                Bookmark

                Author and article information

                Journal
                ETJ
                ETJ
                10.1159/issn.2235-0640
                European Thyroid Journal
                S. Karger AG
                2235-0640
                2235-0802
                2014
                June 2014
                09 May 2014
                : 3
                : 2
                : 141-142
                Affiliations
                aInstitute for Evidence-Based Medicine in Old Age/IEMO, and bDepartment of Gerontology and Geriatrics, Leiden University Medical Center, Leiden, The Netherlands
                Author notes
                *Mr. Simon P. Mooijaart, Department of Gerontology and Geriatrics, Leiden University Medical Center, PO Box 9600, NL-2300 RC Leiden (The Netherlands), E-Mail s.p.mooijaart@lumc.nl
                Article
                362089 PMC4109500 Eur Thyroid J 2014;3:141-142
                10.1159/000362089
                PMC4109500
                25114881
                © 2014 S. Karger AG, Basel

                Copyright: All rights reserved.

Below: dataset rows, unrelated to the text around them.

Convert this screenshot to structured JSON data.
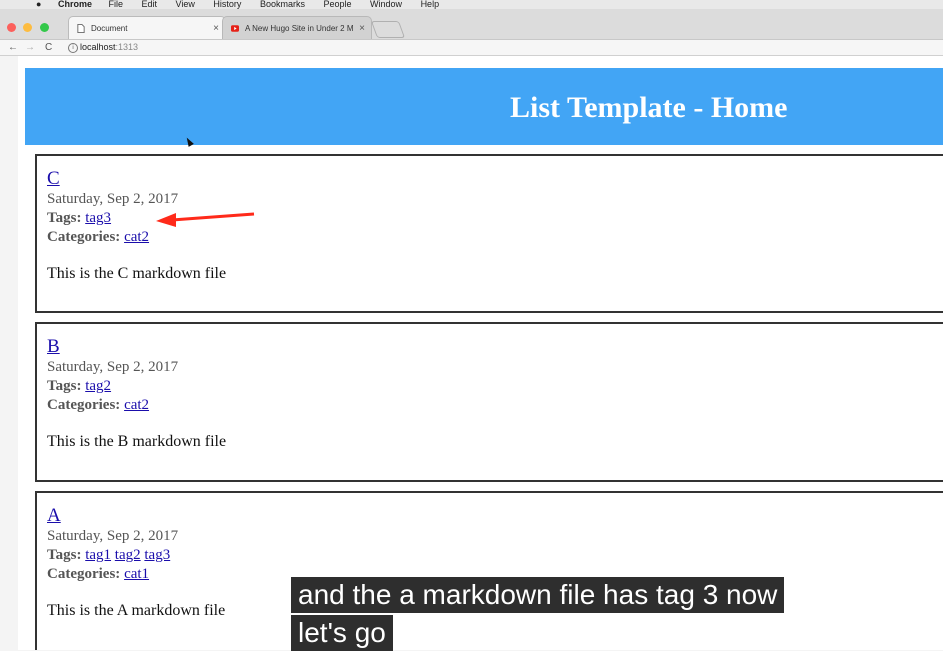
{
  "menubar": {
    "app": "Chrome",
    "items": [
      "File",
      "Edit",
      "View",
      "History",
      "Bookmarks",
      "People",
      "Window",
      "Help"
    ]
  },
  "tabs": [
    {
      "label": "Document",
      "active": true
    },
    {
      "label": "A New Hugo Site in Under 2 M",
      "active": false
    }
  ],
  "address": {
    "host": "localhost",
    "port": ":1313",
    "info": "i"
  },
  "nav": {
    "back": "←",
    "forward": "→",
    "reload": "C"
  },
  "page": {
    "header_title": "List Template - Home",
    "posts": [
      {
        "title": "C",
        "date": "Saturday, Sep 2, 2017",
        "tags_label": "Tags:",
        "tags": [
          "tag3"
        ],
        "categories_label": "Categories:",
        "categories": [
          "cat2"
        ],
        "body": "This is the C markdown file"
      },
      {
        "title": "B",
        "date": "Saturday, Sep 2, 2017",
        "tags_label": "Tags:",
        "tags": [
          "tag2"
        ],
        "categories_label": "Categories:",
        "categories": [
          "cat2"
        ],
        "body": "This is the B markdown file"
      },
      {
        "title": "A",
        "date": "Saturday, Sep 2, 2017",
        "tags_label": "Tags:",
        "tags": [
          "tag1",
          "tag2",
          "tag3"
        ],
        "categories_label": "Categories:",
        "categories": [
          "cat1"
        ],
        "body": "This is the A markdown file"
      }
    ]
  },
  "caption": {
    "line1": "and the a markdown file has tag 3 now",
    "line2": "let's go"
  },
  "colors": {
    "header": "#42a5f5",
    "annotation_arrow": "#ff2a1a",
    "link": "#1a0dab"
  }
}
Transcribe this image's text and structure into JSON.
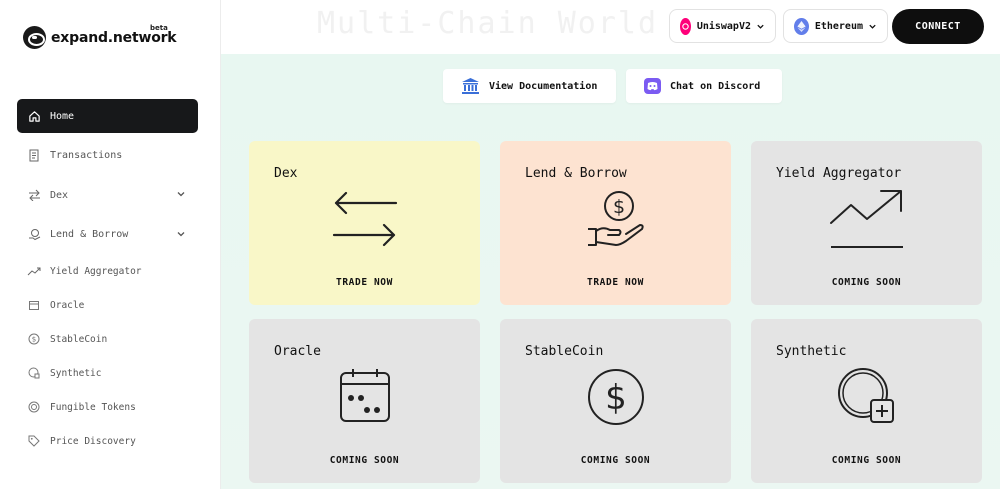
{
  "app": {
    "logo_text": "expand.network",
    "logo_badge": "beta"
  },
  "sidebar": {
    "items": [
      {
        "label": "Home",
        "icon": "home-icon",
        "active": true
      },
      {
        "label": "Transactions",
        "icon": "receipt-icon"
      },
      {
        "label": "Dex",
        "icon": "swap-icon",
        "expandable": true
      },
      {
        "label": "Lend & Borrow",
        "icon": "coins-icon",
        "expandable": true
      },
      {
        "label": "Yield Aggregator",
        "icon": "trend-icon"
      },
      {
        "label": "Oracle",
        "icon": "calendar-icon"
      },
      {
        "label": "StableCoin",
        "icon": "dollar-icon"
      },
      {
        "label": "Synthetic",
        "icon": "synthetic-icon"
      },
      {
        "label": "Fungible Tokens",
        "icon": "token-icon"
      },
      {
        "label": "Price Discovery",
        "icon": "tag-icon"
      }
    ]
  },
  "header": {
    "ghost_title": "Multi-Chain World",
    "protocol_select": "UniswapV2",
    "chain_select": "Ethereum",
    "connect_label": "CONNECT"
  },
  "links": {
    "docs_label": "View Documentation",
    "discord_label": "Chat on Discord"
  },
  "cards": [
    {
      "title": "Dex",
      "cta": "TRADE NOW",
      "icon": "swap-arrows-icon"
    },
    {
      "title": "Lend & Borrow",
      "cta": "TRADE NOW",
      "icon": "coin-hand-icon"
    },
    {
      "title": "Yield Aggregator",
      "cta": "COMING SOON",
      "icon": "trend-chart-icon"
    },
    {
      "title": "Oracle",
      "cta": "COMING SOON",
      "icon": "calendar-icon"
    },
    {
      "title": "StableCoin",
      "cta": "COMING SOON",
      "icon": "dollar-circle-icon"
    },
    {
      "title": "Synthetic",
      "cta": "COMING SOON",
      "icon": "synthetic-coin-icon"
    }
  ],
  "colors": {
    "accent_dark": "#17181a",
    "card_yellow": "#f9f7c8",
    "card_peach": "#fde3d1",
    "card_gray": "#e4e4e4",
    "uniswap_pink": "#ff007a",
    "ethereum_purple": "#627eea",
    "discord_purple": "#7b5bf2",
    "docs_blue": "#3a6fd8"
  }
}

No part of this publication may be translated into other languages, reproduced or utilized in any form or by any means, electronic or mechanical, including photocopying, recording, microcopying, or by any information storage and retrieval system, without permission in writing from the publisher. Drug Dosage: The authors and the publisher have exerted every effort to ensure that drug selection and dosage set forth in this text are in accord with current recommendations and practice at the time of publication. However, in view of ongoing research, changes in government regulations, and the constant flow of information relating to drug therapy and drug reactions, the reader is urged to check the package insert for each drug for any changes in indications and dosage and for added warnings and precautions. This is particularly important when the recommended agent is a new and/or infrequently employed drug. Disclaimer: The statements, opinions and data contained in this publication are solely those of the individual authors and contributors and not of the publishers and the editor(s). The appearance of advertisements or/and product references in the publication is not a warranty, endorsement, or approval of the products or services advertised or of their effectiveness, quality or safety. The publisher and the editor(s) disclaim responsibility for any injury to persons or property resulting from any ideas, methods, instructions or products referred to in the content or advertisements.

                Page count
                Pages: 2
                Categories
                Letter to the Editor

                Comments

                Comment on this article